  100. Vickers, J. (1997). Towards a feminist understanding of representation. In J. Arscott & L. Trimble (Eds.), In the presence of women (pp. 20–46). Toronto: Harcourt Brace.Google Scholar
  101. Vijayalakhmi, V. (2002). Gender, accountability and political representation in local government. Bangalore: Institute for Social and Political Studies.Google Scholar
  102. Viswanathan, N., Duggan, L., Nisonoff, L., & Wieqersma, N. (1997). The women, gender and development reader. London: Zed Books.Google Scholar
  103. Wade, R. (1984). The system of administrative and political corruption: Canal irrigation in South India. Journal of Development Studies, 18(3), 287–328.CrossRefGoogle Scholar
  104. White, S. (2010). Domains of contestation: Women’s empowerment and Islam in Bangladesh. Women’s Studies International Forum, 33, 334–344.CrossRefGoogle Scholar
  105. Yin, K. R. (1994). Case study research: Design and methods. London: Sage.Google Scholar
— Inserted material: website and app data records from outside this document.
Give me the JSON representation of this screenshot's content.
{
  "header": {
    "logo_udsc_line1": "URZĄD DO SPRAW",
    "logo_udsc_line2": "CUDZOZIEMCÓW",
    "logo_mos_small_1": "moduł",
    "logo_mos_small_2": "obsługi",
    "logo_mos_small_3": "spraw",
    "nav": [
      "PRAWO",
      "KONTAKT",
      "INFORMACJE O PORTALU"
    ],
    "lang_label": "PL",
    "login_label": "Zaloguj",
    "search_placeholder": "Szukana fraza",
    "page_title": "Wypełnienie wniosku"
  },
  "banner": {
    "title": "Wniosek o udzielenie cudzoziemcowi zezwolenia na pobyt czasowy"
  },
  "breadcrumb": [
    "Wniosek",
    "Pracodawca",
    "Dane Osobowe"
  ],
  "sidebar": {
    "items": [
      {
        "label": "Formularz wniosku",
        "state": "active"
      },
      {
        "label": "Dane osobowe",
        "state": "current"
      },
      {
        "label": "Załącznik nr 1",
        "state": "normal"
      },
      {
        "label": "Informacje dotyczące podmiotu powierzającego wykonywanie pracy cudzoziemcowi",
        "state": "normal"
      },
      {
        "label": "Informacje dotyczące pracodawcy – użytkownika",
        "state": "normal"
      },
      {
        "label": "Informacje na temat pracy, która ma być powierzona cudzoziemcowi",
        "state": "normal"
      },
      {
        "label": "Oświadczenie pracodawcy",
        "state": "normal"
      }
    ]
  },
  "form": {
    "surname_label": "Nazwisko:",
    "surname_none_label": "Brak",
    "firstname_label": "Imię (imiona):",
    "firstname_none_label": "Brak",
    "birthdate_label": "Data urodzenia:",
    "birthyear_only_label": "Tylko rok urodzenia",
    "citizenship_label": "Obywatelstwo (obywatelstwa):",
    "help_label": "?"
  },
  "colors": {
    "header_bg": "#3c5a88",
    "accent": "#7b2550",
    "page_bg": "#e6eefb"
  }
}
Copyright information

© Springer Nature Switzerland AG 2019

Authors and Affiliations

  1. 1.Department of Public AdministrationRajshahi UniversityRajshahiBangladesh
  2. 2.Flinders UniversityAdelaideAustralia

Personalised recommendations